*Work instructions*:
Please reproduce the data in its entirety, word for word.
═══
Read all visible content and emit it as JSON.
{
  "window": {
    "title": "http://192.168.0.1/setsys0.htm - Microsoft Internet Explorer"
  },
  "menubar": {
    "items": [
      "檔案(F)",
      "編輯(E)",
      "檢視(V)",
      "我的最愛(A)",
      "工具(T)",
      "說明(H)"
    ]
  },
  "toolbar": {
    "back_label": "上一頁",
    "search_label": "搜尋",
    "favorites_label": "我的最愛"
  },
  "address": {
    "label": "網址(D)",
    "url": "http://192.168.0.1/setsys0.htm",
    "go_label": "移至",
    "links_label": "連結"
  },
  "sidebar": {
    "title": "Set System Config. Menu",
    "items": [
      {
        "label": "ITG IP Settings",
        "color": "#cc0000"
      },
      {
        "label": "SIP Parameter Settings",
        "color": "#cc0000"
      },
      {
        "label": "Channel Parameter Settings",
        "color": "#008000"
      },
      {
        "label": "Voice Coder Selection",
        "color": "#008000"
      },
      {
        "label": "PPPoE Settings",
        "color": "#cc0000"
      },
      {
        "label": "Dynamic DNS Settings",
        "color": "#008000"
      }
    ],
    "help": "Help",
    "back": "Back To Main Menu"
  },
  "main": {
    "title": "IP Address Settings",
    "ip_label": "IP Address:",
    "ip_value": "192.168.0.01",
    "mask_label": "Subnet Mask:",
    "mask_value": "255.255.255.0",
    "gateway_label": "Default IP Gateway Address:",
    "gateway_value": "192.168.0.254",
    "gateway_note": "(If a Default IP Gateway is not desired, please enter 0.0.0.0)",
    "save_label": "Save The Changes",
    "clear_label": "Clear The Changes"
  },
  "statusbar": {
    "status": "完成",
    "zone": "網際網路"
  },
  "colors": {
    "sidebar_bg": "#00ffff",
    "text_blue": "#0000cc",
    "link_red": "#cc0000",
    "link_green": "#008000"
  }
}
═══
*Written reply*:
Read all visible content and emit it as JSON.
{
  "window": {
    "title": "http://192.168.0.1/setsys0.htm - Microsoft Internet Explorer"
  },
  "menubar": {
    "items": [
      "檔案(F)",
      "編輯(E)",
      "檢視(V)",
      "我的最愛(A)",
      "工具(T)",
      "說明(H)"
    ]
  },
  "toolbar": {
    "back_label": "上一頁",
    "search_label": "搜尋",
    "favorites_label": "我的最愛"
  },
  "address": {
    "label": "網址(D)",
    "url": "http://192.168.0.1/setsys0.htm",
    "go_label": "移至",
    "links_label": "連結"
  },
  "sidebar": {
    "title": "Set System Config. Menu",
    "items": [
      {
        "label": "ITG IP Settings",
        "color": "#cc0000"
      },
      {
        "label": "SIP Parameter Settings",
        "color": "#cc0000"
      },
      {
        "label": "Channel Parameter Settings",
        "color": "#008000"
      },
      {
        "label": "Voice Coder Selection",
        "color": "#008000"
      },
      {
        "label": "PPPoE Settings",
        "color": "#cc0000"
      },
      {
        "label": "Dynamic DNS Settings",
        "color": "#008000"
      }
    ],
    "help": "Help",
    "back": "Back To Main Menu"
  },
  "main": {
    "title": "IP Address Settings",
    "ip_label": "IP Address:",
    "ip_value": "192.168.0.01",
    "mask_label": "Subnet Mask:",
    "mask_value": "255.255.255.0",
    "gateway_label": "Default IP Gateway Address:",
    "gateway_value": "192.168.0.254",
    "gateway_note": "(If a Default IP Gateway is not desired, please enter 0.0.0.0)",
    "save_label": "Save The Changes",
    "clear_label": "Clear The Changes"
  },
  "statusbar": {
    "status": "完成",
    "zone": "網際網路"
  },
  "colors": {
    "sidebar_bg": "#00ffff",
    "text_blue": "#0000cc",
    "link_red": "#cc0000",
    "link_green": "#008000"
  }
}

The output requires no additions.